WORK REQUEST ->
Return the data word for word. Pictures are to be omitted.

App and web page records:
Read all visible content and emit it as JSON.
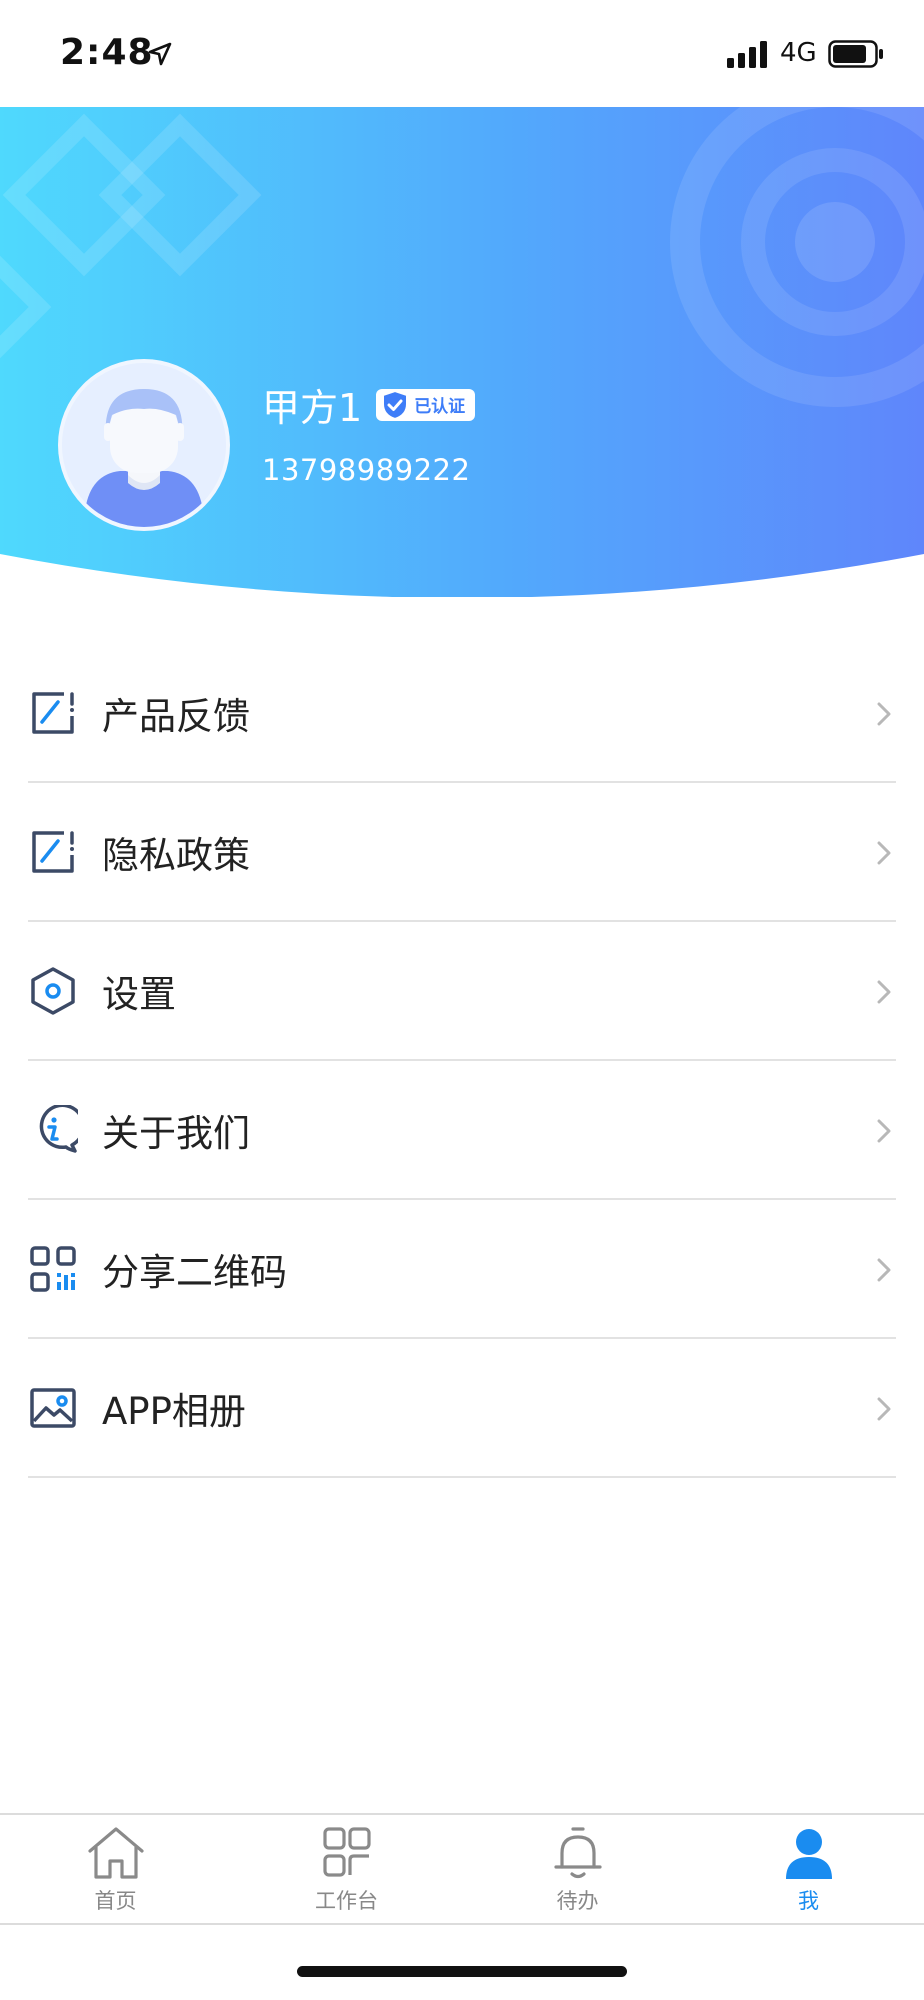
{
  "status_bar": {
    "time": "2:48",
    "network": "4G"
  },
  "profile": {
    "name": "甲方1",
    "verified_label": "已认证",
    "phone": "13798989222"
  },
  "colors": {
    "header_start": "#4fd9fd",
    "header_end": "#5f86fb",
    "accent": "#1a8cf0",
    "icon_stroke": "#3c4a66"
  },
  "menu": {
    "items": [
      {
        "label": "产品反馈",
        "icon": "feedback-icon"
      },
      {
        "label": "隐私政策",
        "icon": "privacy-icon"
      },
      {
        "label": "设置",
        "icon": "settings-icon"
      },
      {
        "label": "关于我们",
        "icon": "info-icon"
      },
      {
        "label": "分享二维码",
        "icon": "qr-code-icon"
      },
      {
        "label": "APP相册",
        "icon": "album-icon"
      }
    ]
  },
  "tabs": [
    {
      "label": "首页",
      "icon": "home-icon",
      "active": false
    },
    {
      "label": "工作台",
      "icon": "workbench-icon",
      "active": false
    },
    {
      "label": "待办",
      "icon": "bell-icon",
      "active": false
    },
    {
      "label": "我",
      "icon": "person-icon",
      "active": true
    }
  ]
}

YOUR SOLUTION ->
Read all visible content and emit it as JSON.
{
  "status_bar": {
    "time": "2:48",
    "network": "4G"
  },
  "profile": {
    "name": "甲方1",
    "verified_label": "已认证",
    "phone": "13798989222"
  },
  "colors": {
    "header_start": "#4fd9fd",
    "header_end": "#5f86fb",
    "accent": "#1a8cf0",
    "icon_stroke": "#3c4a66"
  },
  "menu": {
    "items": [
      {
        "label": "产品反馈",
        "icon": "feedback-icon"
      },
      {
        "label": "隐私政策",
        "icon": "privacy-icon"
      },
      {
        "label": "设置",
        "icon": "settings-icon"
      },
      {
        "label": "关于我们",
        "icon": "info-icon"
      },
      {
        "label": "分享二维码",
        "icon": "qr-code-icon"
      },
      {
        "label": "APP相册",
        "icon": "album-icon"
      }
    ]
  },
  "tabs": [
    {
      "label": "首页",
      "icon": "home-icon",
      "active": false
    },
    {
      "label": "工作台",
      "icon": "workbench-icon",
      "active": false
    },
    {
      "label": "待办",
      "icon": "bell-icon",
      "active": false
    },
    {
      "label": "我",
      "icon": "person-icon",
      "active": true
    }
  ]
}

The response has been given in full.